The secessionist policy of Bosnian Serb leader Milorad Dodik is a key challenge to the political settlement that ended Bosnia’s 1992-1995 ethnic war, international peace envoy Christian Schmidt said in an interview on Wednesday.
Dodik, who is president of the autonomous Serb Republic, has long advocated the secession of the Serb-dominated region from Bosnia.
“He is not accepting Bosnia and Herzegovina, he gives a spin which is absolutely wrong,” said Schmidt, a former German government minister who acts as international High Representative, tasked with civilian implementation of the 1995 Dayton peace accords.
“This is a danger,” said Schmidt, who as High Representative is also the ultimate interpreter of the peace accords with powers to impose laws and sack officials seen as obstructing peace.
The Dayton accords divided the country – where 100,000 people were killed during the three-and-a-half year war – into two autonomous regions, the Serb Republic and the Bosniak-Croat Federation, linked via a weak central government.
Dodik was charged in August by the state prosecutors with defying decisions by Schmidt, after he had signed two laws that Schmidt had revoked for violating the constitution and the terms of the peace deal.
Last month, pro-Russian Dodik banned Schmidt, who he says is not a legitimate envoy because he was not endorsed by the United Nations Security Council, from entering the region, while his supporters launched protests against his indictment at the administrative boundaries between the two regions under slogan “The Border Exists”.
“He (Dodik) is playing with Republika Srpska as if there would not have been a Dayton agreement, and this is challenging and dangerous, we cannot follow this,” Schmidt said.
Schmidt said that Dodik could end up with his people in kind of Transdniestria, a reference to the pro-Russian region of eastern Moldova that broke away in 1992 but still lacks international recognition.
He also said that international partners negotiating Bosnia’s path towards European Union integration should not negotiate with nationalist Dodik about basic issues.
“I strongly believe in European integration, but not to the prices being fixed by Dodik but to European standards,” Schmidt said.
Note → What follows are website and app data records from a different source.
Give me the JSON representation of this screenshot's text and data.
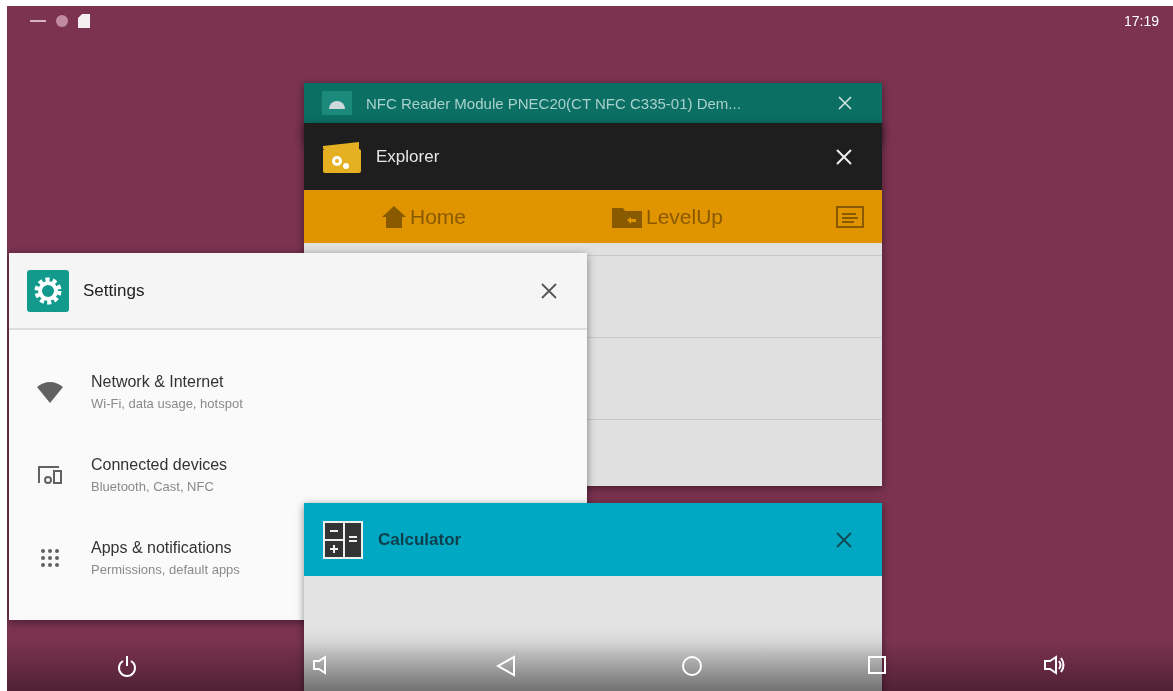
{
  "status_bar": {
    "time": "17:19"
  },
  "recent_apps": [
    {
      "kind": "nfc",
      "title": "NFC Reader Module PNEC20(CT NFC C335-01) Dem..."
    },
    {
      "kind": "explorer",
      "title": "Explorer",
      "toolbar": [
        {
          "kind": "home",
          "label": "Home"
        },
        {
          "kind": "levelup",
          "label": "LevelUp"
        },
        {
          "kind": "menu"
        }
      ]
    },
    {
      "kind": "settings",
      "title": "Settings",
      "items": [
        {
          "kind": "wifi",
          "title": "Network & Internet",
          "subtitle": "Wi-Fi, data usage, hotspot"
        },
        {
          "kind": "devices",
          "title": "Connected devices",
          "subtitle": "Bluetooth, Cast, NFC"
        },
        {
          "kind": "apps",
          "title": "Apps & notifications",
          "subtitle": "Permissions, default apps"
        }
      ]
    },
    {
      "kind": "calculator",
      "title": "Calculator"
    }
  ]
}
He also warned against interference of neighbouring Croatia and Serbia in Bosnia’s internal matters, and said that Serb ally Russia could also play a destructive role.